Withdrawing Italian troops "will depend on the capability of the Iraqi government to equip itself with adequate police and security forces" to establish "acceptable" security levels, the premier said.

White House spokesman Scott McClellan responded: "We certainly appreciate the contributions of the Italians. They have served and sacrificed alongside Iraqis and alongside other coalition forces."

To prevent car bomb attacks against new Iraq's lawmakers, authorities stepped up security around the heavily fortified Green Zone, where the National Assembly was to meet. Two bridges leading to the zone were shut down, and roadblocks were erected on other streets leading to the area.

An insurgent car bomb attack near Baghdad airport, where Myers had met U.S. troops, killed a U.S. soldier and wounded another six, the military said.

Although it was unclear if it was the same attack, Iraqi police said a car bomb in the same area — and at the same time — targeted a U.S. military convoy and killed four civilians and wounded another seven.
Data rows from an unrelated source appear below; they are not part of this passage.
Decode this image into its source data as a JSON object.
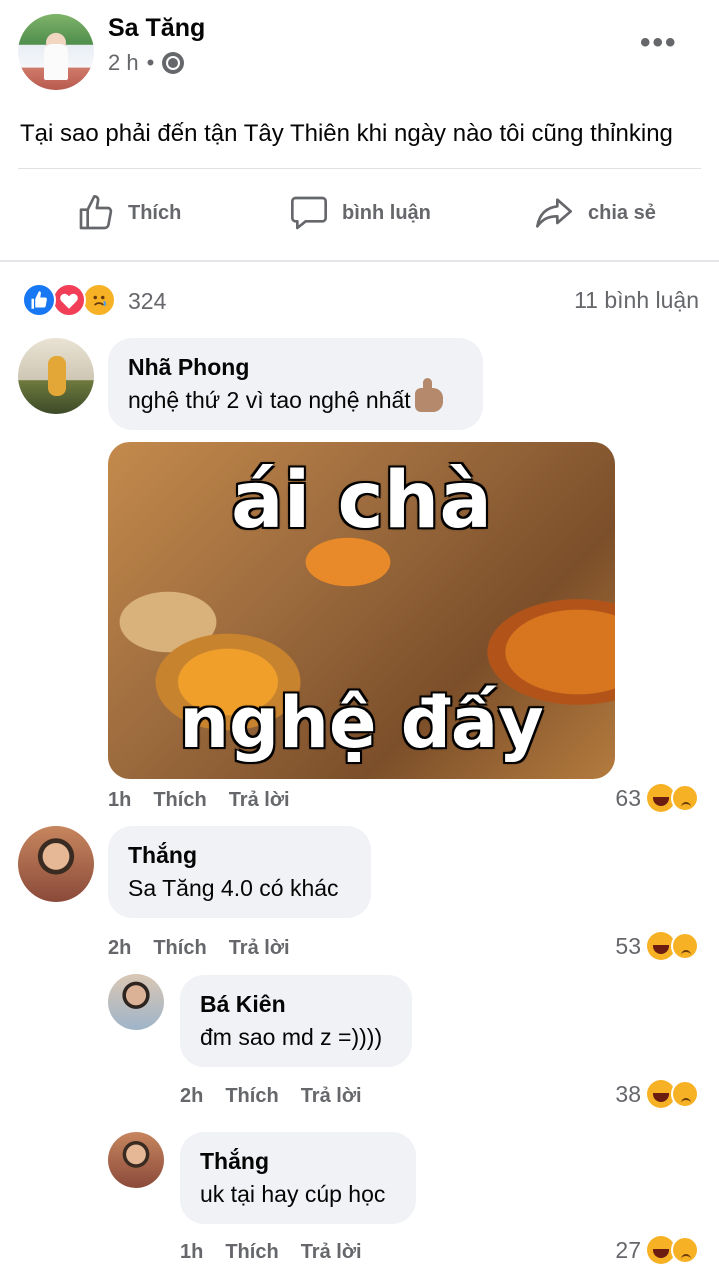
{
  "post": {
    "author": "Sa Tăng",
    "time": "2 h",
    "dot": "•",
    "text": "Tại sao phải đến tận Tây Thiên khi ngày nào tôi cũng thỉnking",
    "more": "•••"
  },
  "actions": {
    "like": "Thích",
    "comment": "bình luận",
    "share": "chia sẻ"
  },
  "reactions": {
    "count": "324",
    "comments_count": "11 bình luận"
  },
  "comments": [
    {
      "name": "Nhã Phong",
      "text": "nghệ thứ 2 vì tao nghệ nhất",
      "time": "1h",
      "like": "Thích",
      "reply": "Trả lời",
      "reactions": "63",
      "meme_top": "ái chà",
      "meme_bottom": "nghệ đấy"
    },
    {
      "name": "Thắng",
      "text": "Sa Tăng 4.0 có khác",
      "time": "2h",
      "like": "Thích",
      "reply": "Trả lời",
      "reactions": "53"
    },
    {
      "name": "Bá Kiên",
      "text": "đm sao md z =))))",
      "time": "2h",
      "like": "Thích",
      "reply": "Trả lời",
      "reactions": "38"
    },
    {
      "name": "Thắng",
      "text": "uk tại hay cúp học",
      "time": "1h",
      "like": "Thích",
      "reply": "Trả lời",
      "reactions": "27"
    }
  ],
  "colors": {
    "accent": "#1877f2",
    "love": "#f33e58",
    "emoji": "#f7b125",
    "muted": "#65676b",
    "bubble": "#f0f2f5"
  }
}
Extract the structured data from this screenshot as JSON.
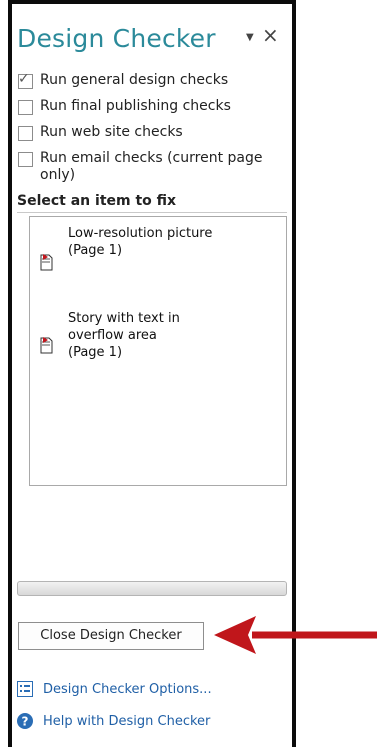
{
  "pane": {
    "title": "Design Checker",
    "menu_icon": "dropdown-triangle-icon",
    "close_icon": "close-x-icon"
  },
  "options": [
    {
      "label": "Run general design checks",
      "checked": true
    },
    {
      "label": "Run final publishing checks",
      "checked": false
    },
    {
      "label": "Run web site checks",
      "checked": false
    },
    {
      "label": "Run email checks (current page only)",
      "label_line1": "Run email checks (current page",
      "label_line2": "only)",
      "checked": false
    }
  ],
  "issues_section": {
    "header": "Select an item to fix",
    "items": [
      {
        "line1": "Low-resolution picture",
        "line2": "(Page 1)",
        "icon": "document-flag-icon"
      },
      {
        "line1": "Story with text in",
        "line2": "overflow area",
        "line3": "(Page 1)",
        "icon": "document-flag-icon"
      }
    ]
  },
  "buttons": {
    "close_label": "Close Design Checker"
  },
  "links": {
    "options_label": "Design Checker Options...",
    "help_label": "Help with Design Checker"
  },
  "colors": {
    "title": "#2b8a9a",
    "link": "#1f5fa6",
    "arrow": "#c0161b"
  }
}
When U.S. forces arrived to evacuate the injured, another car bomb exploded, wounding more troops. One Humvee was destroyed and two civilian cars were in flames, witnesses said.

A U.S. military spokesman said he was checking into that report.

The United Iraqi Alliance and a Kurdish coalition agreed last week to form a coalition government with Shiite politician Ibrahim al-Jaafari as prime minister. In return, Jalal Talabani will become Iraq's first Kurdish president, though the presidency is a largely ceremonial post.

"The Kurds want to make some amendments on the deal, and we are going to finish soon, Thursday to be exact. We do not want to impose any name from our side regarding the post of the parliament speaker. We want the Sunnis to nominate some persons for this post, but till now they have not done this," al-Dabagh said.

Sunni Arab negotiators at Tuesday's meeting included interim President Ghazi al-Yawer — a possible choice for parliament speaker — the Iraqi Islamic Party and Iraqi nationalist leader Adnan Pachachi.

Sunni Arabs, who make up only about 20 percent of the population but were the dominant group under Saddam Hussein's regime, largely stayed away from the elections — either to honor a boycott call or because they feared being attacked at the polls by insurgents.

In other violence announced Tuesday:

— A car bomb exploded in northeastern Baghdad, killing a child and wounding at least four people, including a police officer, police Col. Muhanad Sadoun said. The bomber was trying to hit a patrol of traffic police but crashed into a tree, Sadoun said.

— In Mosul, the U.S. military said six insurgents were killed and four were injured Monday in clashes with U.S. and Iraqi forces.

— A U.S. Marine with the 1st Marine Expeditionary Force died Monday in Anbar, a troubled province that has been a hotbed of guerrilla activity and includes the cities of Fallujah, Ramadi and Qaim, officials said. At least 1,516 members of the U.S. military have died since the beginning of the Iraq war in March 2003, according to an Associated Press count.

— In northern Iraq, insurgents blew up an oil pipeline connecting the Kirkuk fields with a refinery in Beiji, 155 miles north of Baghdad, an official in the Northern Oil Co. said. The pipeline is used only for domestic deliveries, the official said on condition of anonymity. He did not have details on the extent of the damage.